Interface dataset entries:

● ● ● ● ●

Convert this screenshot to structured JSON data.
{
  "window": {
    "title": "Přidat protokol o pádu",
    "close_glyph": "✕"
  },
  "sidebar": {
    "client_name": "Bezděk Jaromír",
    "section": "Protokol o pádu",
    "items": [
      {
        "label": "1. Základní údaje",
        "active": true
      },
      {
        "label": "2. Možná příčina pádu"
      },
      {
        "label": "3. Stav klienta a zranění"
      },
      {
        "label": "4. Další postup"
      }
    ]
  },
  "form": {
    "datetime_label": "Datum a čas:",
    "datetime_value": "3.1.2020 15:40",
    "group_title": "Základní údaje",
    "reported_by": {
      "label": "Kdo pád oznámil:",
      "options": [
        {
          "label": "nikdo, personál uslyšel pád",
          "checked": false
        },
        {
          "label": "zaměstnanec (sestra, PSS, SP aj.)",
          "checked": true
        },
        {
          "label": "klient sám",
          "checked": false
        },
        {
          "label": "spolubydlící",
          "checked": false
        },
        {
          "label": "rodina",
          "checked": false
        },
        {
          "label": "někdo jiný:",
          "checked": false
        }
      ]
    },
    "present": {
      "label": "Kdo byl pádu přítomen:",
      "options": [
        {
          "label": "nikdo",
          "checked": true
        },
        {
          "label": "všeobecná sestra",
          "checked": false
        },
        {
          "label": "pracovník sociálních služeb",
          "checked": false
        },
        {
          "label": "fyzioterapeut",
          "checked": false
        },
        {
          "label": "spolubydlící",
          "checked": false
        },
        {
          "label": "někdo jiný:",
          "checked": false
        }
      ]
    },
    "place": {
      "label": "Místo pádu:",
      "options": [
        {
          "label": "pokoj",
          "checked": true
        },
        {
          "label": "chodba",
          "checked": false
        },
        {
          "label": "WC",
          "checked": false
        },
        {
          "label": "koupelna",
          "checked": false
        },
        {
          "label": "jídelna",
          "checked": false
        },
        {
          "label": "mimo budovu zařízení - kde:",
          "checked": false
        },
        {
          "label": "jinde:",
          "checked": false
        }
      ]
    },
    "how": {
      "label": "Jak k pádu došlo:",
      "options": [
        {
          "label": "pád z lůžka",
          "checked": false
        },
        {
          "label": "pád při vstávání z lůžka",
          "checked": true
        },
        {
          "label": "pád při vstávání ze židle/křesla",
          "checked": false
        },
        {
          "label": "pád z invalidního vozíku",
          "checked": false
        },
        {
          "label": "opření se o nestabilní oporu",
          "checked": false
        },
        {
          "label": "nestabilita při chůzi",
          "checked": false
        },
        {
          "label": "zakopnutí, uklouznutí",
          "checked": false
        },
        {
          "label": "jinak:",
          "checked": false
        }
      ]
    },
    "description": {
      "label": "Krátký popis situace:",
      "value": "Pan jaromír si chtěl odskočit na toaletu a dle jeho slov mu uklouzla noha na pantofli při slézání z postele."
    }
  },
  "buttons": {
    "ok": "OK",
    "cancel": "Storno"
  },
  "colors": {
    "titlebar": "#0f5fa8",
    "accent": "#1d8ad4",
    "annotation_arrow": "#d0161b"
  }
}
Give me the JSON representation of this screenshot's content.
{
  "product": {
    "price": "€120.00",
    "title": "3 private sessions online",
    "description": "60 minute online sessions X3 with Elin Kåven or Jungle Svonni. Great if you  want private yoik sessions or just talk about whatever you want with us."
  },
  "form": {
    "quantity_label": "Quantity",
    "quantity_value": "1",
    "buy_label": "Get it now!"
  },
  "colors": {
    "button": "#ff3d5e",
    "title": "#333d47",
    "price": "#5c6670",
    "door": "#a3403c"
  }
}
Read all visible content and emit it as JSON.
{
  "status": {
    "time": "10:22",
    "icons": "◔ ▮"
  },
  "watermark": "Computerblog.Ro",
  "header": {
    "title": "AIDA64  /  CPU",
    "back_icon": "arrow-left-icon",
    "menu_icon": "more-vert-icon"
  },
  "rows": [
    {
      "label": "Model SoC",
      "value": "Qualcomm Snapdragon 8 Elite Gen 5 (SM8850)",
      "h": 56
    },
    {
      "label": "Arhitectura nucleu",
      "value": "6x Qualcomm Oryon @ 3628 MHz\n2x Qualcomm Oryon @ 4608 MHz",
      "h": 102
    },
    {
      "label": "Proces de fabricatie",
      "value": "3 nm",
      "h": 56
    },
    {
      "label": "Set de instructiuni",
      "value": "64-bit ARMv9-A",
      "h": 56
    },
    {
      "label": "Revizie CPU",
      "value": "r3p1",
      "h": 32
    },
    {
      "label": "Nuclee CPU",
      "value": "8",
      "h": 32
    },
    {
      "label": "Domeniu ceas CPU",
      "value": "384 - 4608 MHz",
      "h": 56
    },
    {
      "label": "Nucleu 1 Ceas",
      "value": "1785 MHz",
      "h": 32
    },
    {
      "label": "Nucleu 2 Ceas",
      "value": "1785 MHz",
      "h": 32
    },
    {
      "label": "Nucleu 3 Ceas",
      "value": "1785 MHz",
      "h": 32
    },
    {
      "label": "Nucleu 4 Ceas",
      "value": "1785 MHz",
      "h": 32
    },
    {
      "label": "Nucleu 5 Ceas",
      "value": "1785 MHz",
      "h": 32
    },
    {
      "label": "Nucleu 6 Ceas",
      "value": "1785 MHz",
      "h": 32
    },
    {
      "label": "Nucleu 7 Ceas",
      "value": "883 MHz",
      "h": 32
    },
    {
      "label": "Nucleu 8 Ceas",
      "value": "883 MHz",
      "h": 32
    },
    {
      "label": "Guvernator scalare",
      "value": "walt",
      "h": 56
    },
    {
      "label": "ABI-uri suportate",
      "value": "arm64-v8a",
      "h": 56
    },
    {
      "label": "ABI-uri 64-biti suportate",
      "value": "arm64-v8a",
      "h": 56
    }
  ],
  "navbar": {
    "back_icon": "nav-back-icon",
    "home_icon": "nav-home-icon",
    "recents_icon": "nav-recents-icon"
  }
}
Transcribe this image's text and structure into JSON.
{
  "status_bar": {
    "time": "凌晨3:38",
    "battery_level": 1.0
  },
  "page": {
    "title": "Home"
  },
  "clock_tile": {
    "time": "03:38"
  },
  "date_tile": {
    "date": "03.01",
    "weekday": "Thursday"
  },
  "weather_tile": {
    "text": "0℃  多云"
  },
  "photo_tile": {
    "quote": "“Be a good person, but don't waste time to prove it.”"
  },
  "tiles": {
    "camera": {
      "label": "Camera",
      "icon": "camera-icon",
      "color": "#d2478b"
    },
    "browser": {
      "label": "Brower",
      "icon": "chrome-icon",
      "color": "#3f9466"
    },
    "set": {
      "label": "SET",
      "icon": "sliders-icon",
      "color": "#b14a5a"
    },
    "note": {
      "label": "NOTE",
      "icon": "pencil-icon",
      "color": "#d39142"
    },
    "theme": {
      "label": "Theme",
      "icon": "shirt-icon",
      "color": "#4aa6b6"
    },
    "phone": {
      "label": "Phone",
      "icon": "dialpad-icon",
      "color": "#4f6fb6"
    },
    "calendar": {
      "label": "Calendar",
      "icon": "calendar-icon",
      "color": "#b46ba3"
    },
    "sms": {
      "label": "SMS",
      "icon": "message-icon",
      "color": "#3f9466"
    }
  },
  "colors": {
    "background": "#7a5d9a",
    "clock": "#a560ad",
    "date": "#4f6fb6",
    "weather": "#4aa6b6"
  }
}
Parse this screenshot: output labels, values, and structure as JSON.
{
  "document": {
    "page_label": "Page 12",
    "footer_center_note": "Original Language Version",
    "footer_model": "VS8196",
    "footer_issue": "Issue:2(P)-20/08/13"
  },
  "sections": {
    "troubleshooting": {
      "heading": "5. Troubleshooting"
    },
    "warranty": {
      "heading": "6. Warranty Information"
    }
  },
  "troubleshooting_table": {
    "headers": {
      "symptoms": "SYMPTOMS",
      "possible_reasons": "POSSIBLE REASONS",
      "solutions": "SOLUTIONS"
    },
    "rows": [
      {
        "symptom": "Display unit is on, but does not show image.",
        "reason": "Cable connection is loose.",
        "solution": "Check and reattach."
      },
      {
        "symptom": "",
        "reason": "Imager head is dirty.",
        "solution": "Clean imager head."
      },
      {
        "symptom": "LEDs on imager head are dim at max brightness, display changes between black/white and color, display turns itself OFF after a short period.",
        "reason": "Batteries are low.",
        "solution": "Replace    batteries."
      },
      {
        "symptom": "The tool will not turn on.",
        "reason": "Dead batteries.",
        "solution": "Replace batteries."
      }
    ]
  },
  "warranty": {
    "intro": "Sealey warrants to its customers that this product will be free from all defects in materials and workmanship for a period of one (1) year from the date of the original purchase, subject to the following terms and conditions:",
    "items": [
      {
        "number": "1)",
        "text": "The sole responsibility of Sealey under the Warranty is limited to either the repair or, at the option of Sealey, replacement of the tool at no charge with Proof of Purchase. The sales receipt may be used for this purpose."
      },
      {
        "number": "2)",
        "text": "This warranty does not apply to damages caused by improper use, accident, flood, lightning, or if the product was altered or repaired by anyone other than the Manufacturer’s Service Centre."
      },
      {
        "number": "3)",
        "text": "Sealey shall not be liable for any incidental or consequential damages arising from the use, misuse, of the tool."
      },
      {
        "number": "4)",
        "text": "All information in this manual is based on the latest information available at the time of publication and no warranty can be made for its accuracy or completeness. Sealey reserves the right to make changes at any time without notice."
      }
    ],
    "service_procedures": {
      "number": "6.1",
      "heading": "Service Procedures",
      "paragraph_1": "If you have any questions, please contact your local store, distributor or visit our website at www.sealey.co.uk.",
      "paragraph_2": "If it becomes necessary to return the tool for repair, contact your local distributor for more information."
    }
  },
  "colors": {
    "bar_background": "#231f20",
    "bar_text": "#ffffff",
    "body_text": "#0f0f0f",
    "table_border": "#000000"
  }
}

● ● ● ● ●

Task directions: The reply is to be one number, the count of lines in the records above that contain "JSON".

Task solution: 5